Re the individual foods mattering, there really is not a magic threshold where one goes from 40 g protein to 30 and gets a girl instead of a boy or whatever. I had to pick numbers out of thin air because people insisted that I do but they are only just the minimum number of "normal" as defined by the World Health Organization for a safe pre-pregnancy diet. No studies have ever been done that showed any protein level to be "pinker" than any other. Keep in mind that it is entirely likely that it is simply changes in the amount you're eating that your body detects and going from 130 g to 90 g protein would still sway pink, going from 80 to 60 would still sway pink, etc. All this is relative to an individual's body and what it's used to - or else the gender ratio in first world countries would be heavily skewed for blue since we eat a massive amount of food compared to what people ate even just a couple generations ago. I do think that there is ~something~ in overall eating more vegetable based foods like veg. fats in particular that sways pink but that's not so much a specific food per se.

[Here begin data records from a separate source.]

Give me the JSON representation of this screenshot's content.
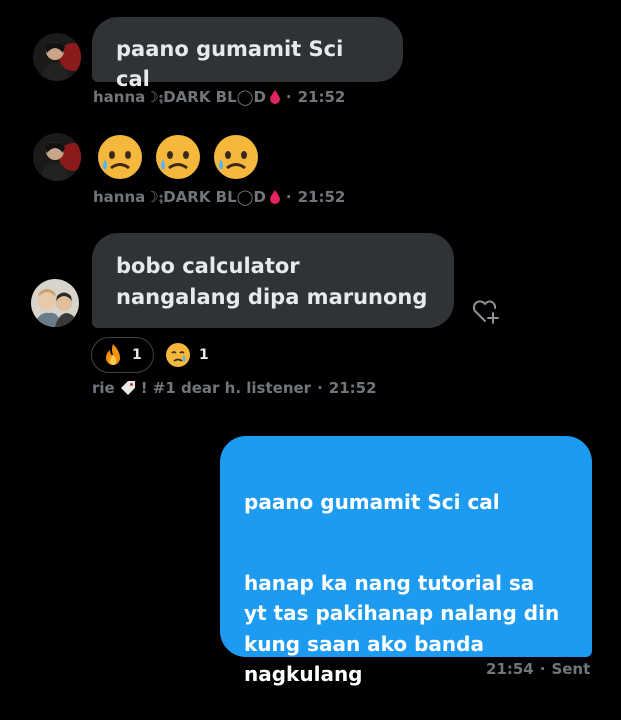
{
  "messages": [
    {
      "author": "hanna☽⨟DARK BL◯D",
      "text": "paano gumamit Sci cal",
      "time": "21:52"
    },
    {
      "author": "hanna☽⨟DARK BL◯D",
      "emojis": [
        "sad-sweat-face",
        "sad-sweat-face",
        "sad-sweat-face"
      ],
      "time": "21:52"
    },
    {
      "author": "rie",
      "author_suffix": "! #1 dear h. listener",
      "text": "bobo calculator nangalang dipa marunong",
      "time": "21:52",
      "reactions": [
        {
          "emoji": "fire",
          "count": "1"
        },
        {
          "emoji": "crying-face",
          "count": "1"
        }
      ]
    },
    {
      "quoted": "paano gumamit Sci cal",
      "text": "hanap ka nang tutorial sa\nyt tas pakihanap nalang din\nkung saan ako banda\nnagkulang",
      "time": "21:54",
      "status": "Sent"
    }
  ],
  "dot": "·",
  "colors": {
    "incoming_bubble": "#2f3336",
    "outgoing_bubble": "#1d9bf0",
    "meta": "#71767b",
    "blood": "#e0245e"
  }
}
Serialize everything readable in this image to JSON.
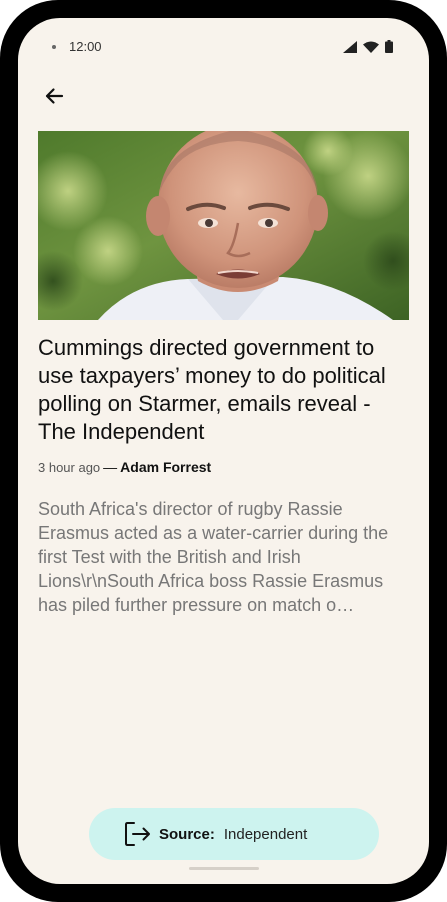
{
  "status_bar": {
    "time": "12:00",
    "icons": [
      "signal-icon",
      "wifi-icon",
      "battery-icon"
    ]
  },
  "app_bar": {
    "back_icon": "arrow-back-icon"
  },
  "article": {
    "image_description": "photo",
    "headline": "Cummings directed government to use taxpayers’ money to do political polling on Starmer, emails reveal - The Independent",
    "time_ago": "3 hour ago",
    "separator": "—",
    "author": "Adam Forrest",
    "summary": "South Africa's director of rugby Rassie Erasmus acted as a water-carrier during the first Test with the British and Irish Lions\\r\\nSouth Africa boss Rassie Erasmus has piled further pressure on match o…"
  },
  "source_chip": {
    "icon": "open-external-icon",
    "label": "Source:",
    "name": "Independent"
  },
  "colors": {
    "screen_background": "#f8f3ec",
    "chip_background": "#cdf3ef",
    "summary_text": "#777777"
  }
}
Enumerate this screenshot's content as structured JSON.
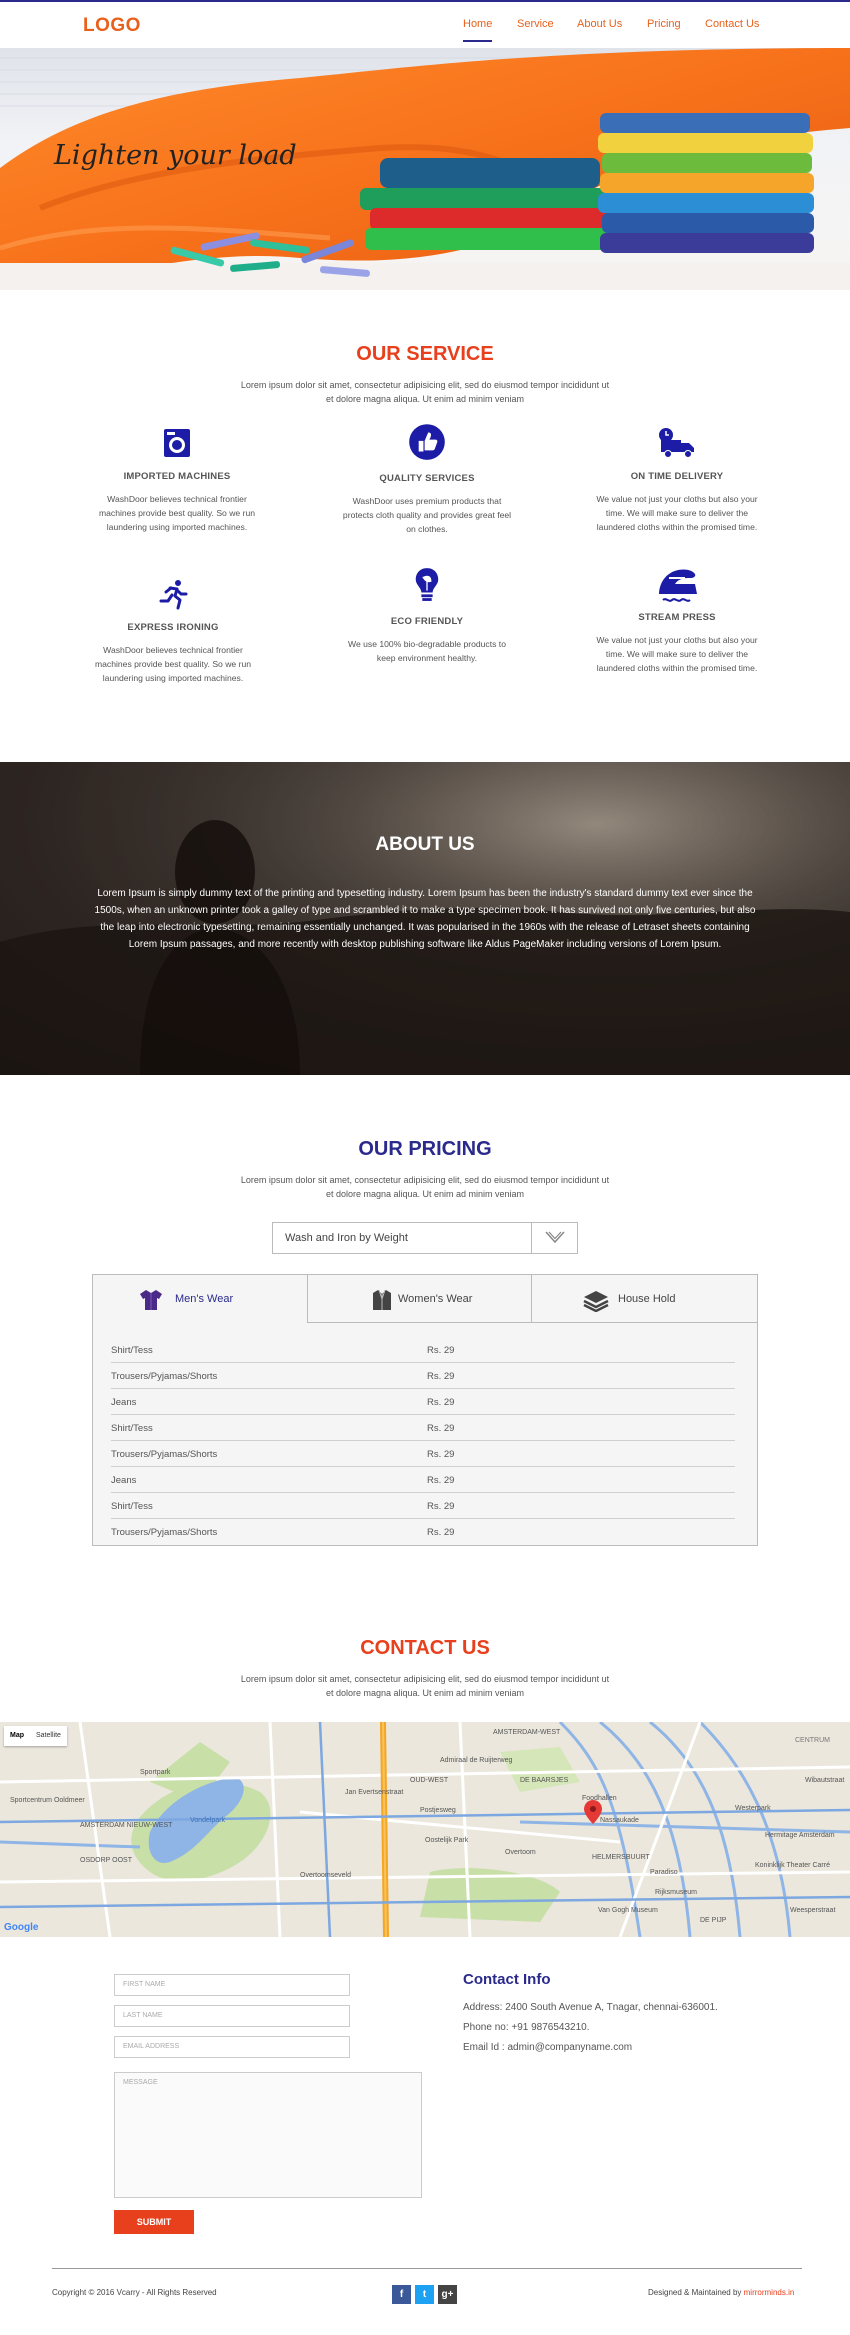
{
  "header": {
    "logo": "LOGO",
    "nav": [
      {
        "label": "Home",
        "active": true
      },
      {
        "label": "Service",
        "active": false
      },
      {
        "label": "About Us",
        "active": false
      },
      {
        "label": "Pricing",
        "active": false
      },
      {
        "label": "Contact Us",
        "active": false
      }
    ]
  },
  "hero": {
    "title": "Lighten your load"
  },
  "services": {
    "title": "OUR SERVICE",
    "subtitle": "Lorem ipsum dolor sit amet, consectetur adipisicing elit, sed do eiusmod tempor incididunt ut et dolore magna aliqua. Ut enim ad minim veniam",
    "items": [
      {
        "name": "IMPORTED MACHINES",
        "desc": "WashDoor believes technical frontier machines provide best quality. So we run laundering using imported machines.",
        "icon": "washing-machine-icon"
      },
      {
        "name": "QUALITY SERVICES",
        "desc": "WashDoor uses premium products that protects cloth quality and provides great feel on clothes.",
        "icon": "thumbs-up-icon"
      },
      {
        "name": "ON TIME DELIVERY",
        "desc": "We value not just your cloths but also your time. We will make sure to deliver the laundered cloths within the promised time.",
        "icon": "delivery-truck-icon"
      },
      {
        "name": "EXPRESS IRONING",
        "desc": "WashDoor believes technical frontier machines provide best quality. So we run laundering using imported machines.",
        "icon": "running-man-icon"
      },
      {
        "name": "ECO FRIENDLY",
        "desc": "We use 100% bio-degradable products to keep environment healthy.",
        "icon": "light-bulb-icon"
      },
      {
        "name": "STREAM PRESS",
        "desc": "We value not just your cloths but also your time. We will make sure to deliver the laundered cloths within the promised time.",
        "icon": "iron-icon"
      }
    ]
  },
  "about": {
    "title": "ABOUT US",
    "text": "Lorem Ipsum is simply dummy text of the printing and typesetting industry. Lorem Ipsum has been the industry's standard dummy text ever since the 1500s, when an unknown printer took a galley of type and scrambled it to make a type specimen book. It has survived not only five centuries, but also the leap into electronic typesetting, remaining essentially unchanged. It was popularised in the 1960s with the release of Letraset sheets containing Lorem Ipsum passages, and more recently with desktop publishing software like Aldus PageMaker including versions of Lorem Ipsum."
  },
  "pricing": {
    "title": "OUR PRICING",
    "subtitle": "Lorem ipsum dolor sit amet, consectetur adipisicing elit, sed do eiusmod tempor incididunt ut et dolore magna aliqua. Ut enim ad minim veniam",
    "select_value": "Wash and Iron by Weight",
    "tabs": [
      {
        "label": "Men's Wear",
        "active": true,
        "icon": "shirt-icon"
      },
      {
        "label": "Women's Wear",
        "active": false,
        "icon": "jacket-icon"
      },
      {
        "label": "House Hold",
        "active": false,
        "icon": "folded-clothes-icon"
      }
    ],
    "rows": [
      {
        "item": "Shirt/Tess",
        "price": "Rs. 29"
      },
      {
        "item": "Trousers/Pyjamas/Shorts",
        "price": "Rs. 29"
      },
      {
        "item": "Jeans",
        "price": "Rs. 29"
      },
      {
        "item": "Shirt/Tess",
        "price": "Rs. 29"
      },
      {
        "item": "Trousers/Pyjamas/Shorts",
        "price": "Rs. 29"
      },
      {
        "item": "Jeans",
        "price": "Rs. 29"
      },
      {
        "item": "Shirt/Tess",
        "price": "Rs. 29"
      },
      {
        "item": "Trousers/Pyjamas/Shorts",
        "price": "Rs. 29"
      }
    ]
  },
  "contact": {
    "title": "CONTACT US",
    "subtitle": "Lorem ipsum dolor sit amet, consectetur adipisicing elit, sed do eiusmod tempor incididunt ut et dolore magna aliqua. Ut enim ad minim veniam",
    "map": {
      "type_map": "Map",
      "type_satellite": "Satellite",
      "google": "Google",
      "labels": [
        "AMSTERDAM-WEST",
        "CENTRUM",
        "Sportpark",
        "Vondelpark",
        "Overtoomseveld",
        "Sportcentrum Ooldmeer",
        "AMSTERDAM NIEUW-WEST",
        "OSDORP OOST",
        "Oostelijk Park",
        "DE PIJP",
        "Rijksmuseum",
        "Van Gogh Museum",
        "HELMERSBUURT",
        "Paradiso",
        "Foodhallen",
        "DE BAARSJES",
        "Westerpark",
        "Koninklijk Theater Carré",
        "Hermitage Amsterdam",
        "OUD-WEST",
        "Jan Evertsenstraat",
        "Postjesweg",
        "Admiraal de Ruijterweg",
        "Overtoom",
        "Wibautstraat",
        "Weesperstraat",
        "Nassaukade"
      ]
    },
    "form": {
      "first_name": "FIRST NAME",
      "last_name": "LAST NAME",
      "email": "EMAIL ADDRESS",
      "message": "MESSAGE",
      "submit": "SUBMIT"
    },
    "info": {
      "title": "Contact Info",
      "address": "Address: 2400 South Avenue A, Tnagar, chennai-636001.",
      "phone": "Phone no: +91 9876543210.",
      "email": "Email Id : admin@companyname.com"
    }
  },
  "footer": {
    "copyright": "Copyright © 2016 Vcarry - All Rights Reserved",
    "credit_prefix": "Designed & Maintained by",
    "credit_link": "mirrorminds.in",
    "social": [
      {
        "icon": "facebook-icon",
        "glyph": "f",
        "color": "#3b5998"
      },
      {
        "icon": "twitter-icon",
        "glyph": "t",
        "color": "#1da1f2"
      },
      {
        "icon": "google-plus-icon",
        "glyph": "g+",
        "color": "#444444"
      }
    ]
  },
  "colors": {
    "accent": "#e8601c",
    "brand": "#2b2a8c"
  }
}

I have a gray area when it comes to time to conception as we do see a fair number of people who got pregnant with girls easily and then took longer to get boys. It's not a majority but it's one of the "important minorities" I like to ponder. I tend to think this may have to do with a combo of luck and PCOS - I know of at least a few people who HE'd their way into PCOS and actually had to lose weight in order to conceive (and got boys anyway!) And there's also the idea that maybe people got lucky with their first girl and then started having fertility issues, or maybe something has gotten kickstarted (like rh factors, only not rh factors) that we don't know about yet so they were easily able to have 1-2 kids and then it got harder for some reason we don't understand, or any number of things. So I absolutely have that in my head as one of the gray areas where I'm not even remotely convinced we have all the facts in yet.